The first thing youre going to need to do to get Maypole running is to
install it. Maypole needs an absolute shedload of Perl modules from CPAN
to do its job. I am unrepentant about this. Maypole does a lot of work,
so that you dont have to. This is called code re-use, and if were
serious about code re-use, then Maypole should be re-using as much code
as possible in terms of Perl modules. In another sense, this gives the
impression that Maypole doesnt actually do all that much itself,
because all its doing is gluing together already-existing code. Well,
welcome to code re-use.
The downside of code re-use is, of course, that you then have to install
a shedload of Perl modules from CPAN. If youre using OpenBSD or
FreeBSD, the wonderful ports system will be your friend. Theres a
Maypole port in p5-Maypole. Just type make install.
Debian users, hang in there. Theres a package coming.
For other Unices, the CPANPLUS or CPAN modules will help with
this. If you dont have CPANPLUS installed, my recommendation is to
use perl -MCPAN -e install CPANPLUS to install it and then throw
CPAN.pm away. In any case, one of these two should get all that
% perl -MCPANPLUS -e install Maypole
% perl -MCPAN -e install Maypole
Information on installing under Windows is available from the wiki -
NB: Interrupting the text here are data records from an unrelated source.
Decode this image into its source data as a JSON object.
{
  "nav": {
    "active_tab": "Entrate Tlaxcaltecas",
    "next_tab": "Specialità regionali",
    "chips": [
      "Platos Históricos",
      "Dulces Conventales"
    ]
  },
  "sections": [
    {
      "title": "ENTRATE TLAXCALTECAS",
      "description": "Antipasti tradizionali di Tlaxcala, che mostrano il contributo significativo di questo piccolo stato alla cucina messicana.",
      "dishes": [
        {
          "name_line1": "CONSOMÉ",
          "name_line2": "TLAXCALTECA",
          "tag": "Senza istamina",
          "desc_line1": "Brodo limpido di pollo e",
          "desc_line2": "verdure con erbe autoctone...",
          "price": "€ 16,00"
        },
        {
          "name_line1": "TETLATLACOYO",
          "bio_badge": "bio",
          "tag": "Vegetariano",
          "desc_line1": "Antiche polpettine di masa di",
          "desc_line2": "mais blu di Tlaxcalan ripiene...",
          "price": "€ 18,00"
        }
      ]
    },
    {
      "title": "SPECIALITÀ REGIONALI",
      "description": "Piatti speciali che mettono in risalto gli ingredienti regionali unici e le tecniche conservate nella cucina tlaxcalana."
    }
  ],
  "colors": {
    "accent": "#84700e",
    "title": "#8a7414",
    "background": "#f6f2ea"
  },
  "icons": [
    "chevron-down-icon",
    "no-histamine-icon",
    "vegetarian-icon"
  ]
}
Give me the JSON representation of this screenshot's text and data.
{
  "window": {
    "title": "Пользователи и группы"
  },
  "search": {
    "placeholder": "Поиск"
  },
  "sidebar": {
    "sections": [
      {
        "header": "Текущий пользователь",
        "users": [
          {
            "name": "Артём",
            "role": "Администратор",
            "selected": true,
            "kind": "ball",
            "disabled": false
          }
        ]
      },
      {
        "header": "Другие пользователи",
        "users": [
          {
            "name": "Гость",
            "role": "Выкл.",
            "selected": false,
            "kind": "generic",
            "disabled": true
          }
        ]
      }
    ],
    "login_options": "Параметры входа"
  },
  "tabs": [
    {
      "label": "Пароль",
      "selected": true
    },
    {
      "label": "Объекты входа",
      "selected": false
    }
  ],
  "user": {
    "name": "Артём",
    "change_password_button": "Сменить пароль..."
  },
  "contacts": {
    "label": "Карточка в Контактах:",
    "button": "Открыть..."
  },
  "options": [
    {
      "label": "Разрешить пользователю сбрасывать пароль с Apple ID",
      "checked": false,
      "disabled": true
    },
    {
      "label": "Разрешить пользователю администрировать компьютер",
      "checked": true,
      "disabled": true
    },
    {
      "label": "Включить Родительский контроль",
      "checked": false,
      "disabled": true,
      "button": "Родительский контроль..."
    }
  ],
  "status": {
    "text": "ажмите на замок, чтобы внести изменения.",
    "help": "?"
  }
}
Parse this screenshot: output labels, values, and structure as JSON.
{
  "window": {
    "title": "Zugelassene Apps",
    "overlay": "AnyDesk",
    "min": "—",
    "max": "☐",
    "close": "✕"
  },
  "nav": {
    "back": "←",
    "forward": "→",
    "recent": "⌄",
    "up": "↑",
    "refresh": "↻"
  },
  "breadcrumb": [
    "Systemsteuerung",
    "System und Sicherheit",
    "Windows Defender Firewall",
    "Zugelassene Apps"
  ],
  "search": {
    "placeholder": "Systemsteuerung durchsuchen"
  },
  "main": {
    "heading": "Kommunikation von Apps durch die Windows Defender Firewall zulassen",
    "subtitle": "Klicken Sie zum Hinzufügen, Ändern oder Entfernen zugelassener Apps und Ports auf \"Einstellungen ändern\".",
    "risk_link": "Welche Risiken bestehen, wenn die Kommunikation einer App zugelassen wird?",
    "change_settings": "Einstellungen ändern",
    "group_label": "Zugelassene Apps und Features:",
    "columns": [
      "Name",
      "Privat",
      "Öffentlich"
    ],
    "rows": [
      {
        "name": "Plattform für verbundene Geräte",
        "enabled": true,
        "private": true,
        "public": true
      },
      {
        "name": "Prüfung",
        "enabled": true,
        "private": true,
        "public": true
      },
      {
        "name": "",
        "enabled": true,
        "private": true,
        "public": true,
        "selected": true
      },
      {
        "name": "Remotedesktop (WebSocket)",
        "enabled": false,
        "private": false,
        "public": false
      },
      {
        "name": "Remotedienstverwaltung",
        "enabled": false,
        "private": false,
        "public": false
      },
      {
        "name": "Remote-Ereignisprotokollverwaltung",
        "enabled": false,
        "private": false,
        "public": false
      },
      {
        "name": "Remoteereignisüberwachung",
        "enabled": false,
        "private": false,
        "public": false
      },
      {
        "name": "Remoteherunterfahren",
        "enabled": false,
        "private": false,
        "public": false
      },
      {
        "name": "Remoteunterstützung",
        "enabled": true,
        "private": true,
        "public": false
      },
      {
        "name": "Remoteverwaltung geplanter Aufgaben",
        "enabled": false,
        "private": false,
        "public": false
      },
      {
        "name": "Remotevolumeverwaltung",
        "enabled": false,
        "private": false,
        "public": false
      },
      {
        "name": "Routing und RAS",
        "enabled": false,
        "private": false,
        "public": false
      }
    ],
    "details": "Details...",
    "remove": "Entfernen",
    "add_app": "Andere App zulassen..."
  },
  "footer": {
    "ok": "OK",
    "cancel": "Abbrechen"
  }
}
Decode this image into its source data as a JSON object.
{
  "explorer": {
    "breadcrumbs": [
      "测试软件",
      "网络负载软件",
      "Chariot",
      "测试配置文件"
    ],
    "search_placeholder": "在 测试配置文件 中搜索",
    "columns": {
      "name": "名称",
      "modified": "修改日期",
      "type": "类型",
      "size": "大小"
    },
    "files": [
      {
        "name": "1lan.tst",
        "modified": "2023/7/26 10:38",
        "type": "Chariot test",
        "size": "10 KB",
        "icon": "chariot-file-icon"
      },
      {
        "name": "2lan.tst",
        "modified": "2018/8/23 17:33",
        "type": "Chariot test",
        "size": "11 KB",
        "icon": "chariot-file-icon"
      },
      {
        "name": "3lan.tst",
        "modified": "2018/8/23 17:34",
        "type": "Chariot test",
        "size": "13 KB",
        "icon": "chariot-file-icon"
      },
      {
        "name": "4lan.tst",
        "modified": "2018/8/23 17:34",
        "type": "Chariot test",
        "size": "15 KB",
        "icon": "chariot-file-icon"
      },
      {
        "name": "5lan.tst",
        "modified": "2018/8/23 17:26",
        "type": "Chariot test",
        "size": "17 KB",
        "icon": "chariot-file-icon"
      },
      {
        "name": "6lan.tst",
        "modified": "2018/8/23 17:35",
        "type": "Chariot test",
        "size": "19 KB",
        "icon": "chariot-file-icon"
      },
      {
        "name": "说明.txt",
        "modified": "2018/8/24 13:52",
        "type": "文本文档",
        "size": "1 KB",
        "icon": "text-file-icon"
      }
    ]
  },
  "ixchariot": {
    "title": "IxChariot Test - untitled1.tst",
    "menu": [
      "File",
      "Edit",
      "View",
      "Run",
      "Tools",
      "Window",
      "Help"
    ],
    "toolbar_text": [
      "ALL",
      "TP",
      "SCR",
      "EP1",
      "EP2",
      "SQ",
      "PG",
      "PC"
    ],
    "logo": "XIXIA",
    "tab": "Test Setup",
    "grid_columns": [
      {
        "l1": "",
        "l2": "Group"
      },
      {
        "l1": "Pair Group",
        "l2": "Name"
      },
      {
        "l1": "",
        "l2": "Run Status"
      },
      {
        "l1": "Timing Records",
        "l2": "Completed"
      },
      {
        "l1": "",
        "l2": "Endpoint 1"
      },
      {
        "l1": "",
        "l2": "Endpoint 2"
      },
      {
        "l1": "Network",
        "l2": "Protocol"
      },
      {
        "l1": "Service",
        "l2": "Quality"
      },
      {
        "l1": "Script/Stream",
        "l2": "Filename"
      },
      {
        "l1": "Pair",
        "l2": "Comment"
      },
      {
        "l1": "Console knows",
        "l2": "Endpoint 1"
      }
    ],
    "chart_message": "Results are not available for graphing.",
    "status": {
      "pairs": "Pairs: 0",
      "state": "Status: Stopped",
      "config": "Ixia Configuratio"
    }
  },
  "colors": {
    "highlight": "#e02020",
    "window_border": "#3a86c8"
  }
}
More information of installing under various Linux flavours is available on the
Wiki - http://maypole.perl.org/?LinuxInstall
Youre also going to need a database server and a web server. For
databases, I recommend SQLite (if you install the DBD::SQLite module,
you get the SQLite library for free) for prototyping and mysql for
production; heavier duty users should use Postgresql or Oracle - Maypole
should be happy with them all. Maypole is happiest when running under
Apache mod_perl, with the Apache::Request module installed, but as
I said, it is a blank slate, and everything is customizable. There is a
CGI::Maypole frontend available to run as a standalone CGI script.
As well as the documentation embedded in the Perl modules the distribution
also includes the manual, of which this is a part. You can access it using the
perldoc command, the man command, or by browsing CPAN.